Work instructions: If a line of the records contains the word "disc", list it.

Extracted material:
══════════
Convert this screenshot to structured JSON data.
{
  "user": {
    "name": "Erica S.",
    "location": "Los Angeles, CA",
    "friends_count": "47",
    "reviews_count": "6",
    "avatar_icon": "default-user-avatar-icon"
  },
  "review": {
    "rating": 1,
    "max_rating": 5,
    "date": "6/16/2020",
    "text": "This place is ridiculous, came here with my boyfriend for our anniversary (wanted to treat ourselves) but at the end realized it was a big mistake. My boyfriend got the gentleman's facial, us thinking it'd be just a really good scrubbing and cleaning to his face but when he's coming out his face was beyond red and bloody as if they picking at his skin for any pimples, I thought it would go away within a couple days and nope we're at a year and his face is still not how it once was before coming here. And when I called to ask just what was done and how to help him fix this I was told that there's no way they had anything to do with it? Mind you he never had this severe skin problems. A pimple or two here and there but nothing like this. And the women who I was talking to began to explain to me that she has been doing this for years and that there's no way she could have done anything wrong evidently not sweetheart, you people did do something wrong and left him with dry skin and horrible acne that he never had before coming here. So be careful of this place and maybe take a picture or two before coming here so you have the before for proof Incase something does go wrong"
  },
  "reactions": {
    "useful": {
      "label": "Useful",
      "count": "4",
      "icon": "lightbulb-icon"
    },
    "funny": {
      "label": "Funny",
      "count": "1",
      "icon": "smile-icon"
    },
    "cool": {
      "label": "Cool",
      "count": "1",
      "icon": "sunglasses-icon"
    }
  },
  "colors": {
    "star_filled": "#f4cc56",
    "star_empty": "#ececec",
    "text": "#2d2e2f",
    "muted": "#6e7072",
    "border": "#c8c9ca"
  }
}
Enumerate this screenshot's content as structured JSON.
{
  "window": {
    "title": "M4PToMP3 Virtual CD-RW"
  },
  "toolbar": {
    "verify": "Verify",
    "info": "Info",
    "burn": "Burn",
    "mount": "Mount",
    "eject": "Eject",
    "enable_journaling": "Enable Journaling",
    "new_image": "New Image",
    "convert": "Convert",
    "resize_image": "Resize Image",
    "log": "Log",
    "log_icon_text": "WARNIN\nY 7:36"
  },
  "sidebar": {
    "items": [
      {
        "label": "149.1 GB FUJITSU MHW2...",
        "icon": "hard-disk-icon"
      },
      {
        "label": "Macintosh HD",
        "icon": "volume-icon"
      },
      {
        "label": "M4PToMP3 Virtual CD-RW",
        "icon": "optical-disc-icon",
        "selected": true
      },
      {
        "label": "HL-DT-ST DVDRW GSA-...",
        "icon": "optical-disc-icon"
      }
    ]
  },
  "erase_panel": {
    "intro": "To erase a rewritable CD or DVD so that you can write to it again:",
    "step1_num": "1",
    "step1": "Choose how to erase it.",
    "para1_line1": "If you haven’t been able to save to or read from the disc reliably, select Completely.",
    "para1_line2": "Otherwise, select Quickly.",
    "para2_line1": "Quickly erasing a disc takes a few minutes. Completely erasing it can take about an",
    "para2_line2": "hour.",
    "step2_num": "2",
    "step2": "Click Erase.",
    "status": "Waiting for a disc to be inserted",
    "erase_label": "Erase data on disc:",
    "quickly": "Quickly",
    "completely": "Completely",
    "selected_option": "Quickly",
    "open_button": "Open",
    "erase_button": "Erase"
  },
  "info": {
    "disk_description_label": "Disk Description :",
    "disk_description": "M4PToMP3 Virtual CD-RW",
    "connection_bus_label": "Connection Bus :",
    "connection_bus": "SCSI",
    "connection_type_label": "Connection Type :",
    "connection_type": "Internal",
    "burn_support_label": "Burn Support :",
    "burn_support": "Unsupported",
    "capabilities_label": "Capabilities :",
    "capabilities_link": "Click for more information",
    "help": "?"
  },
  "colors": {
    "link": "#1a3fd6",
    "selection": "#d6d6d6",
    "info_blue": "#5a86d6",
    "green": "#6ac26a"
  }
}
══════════
Finished task:
        "icon": "optical-disc-icon",
        "icon": "optical-disc-icon"
    "para1_line1": "If you haven’t been able to save to or read from the disc reliably, select Completely.",
    "para2_line1": "Quickly erasing a disc takes a few minutes. Completely erasing it can take about an",
    "status": "Waiting for a disc to be inserted",
    "erase_label": "Erase data on disc:",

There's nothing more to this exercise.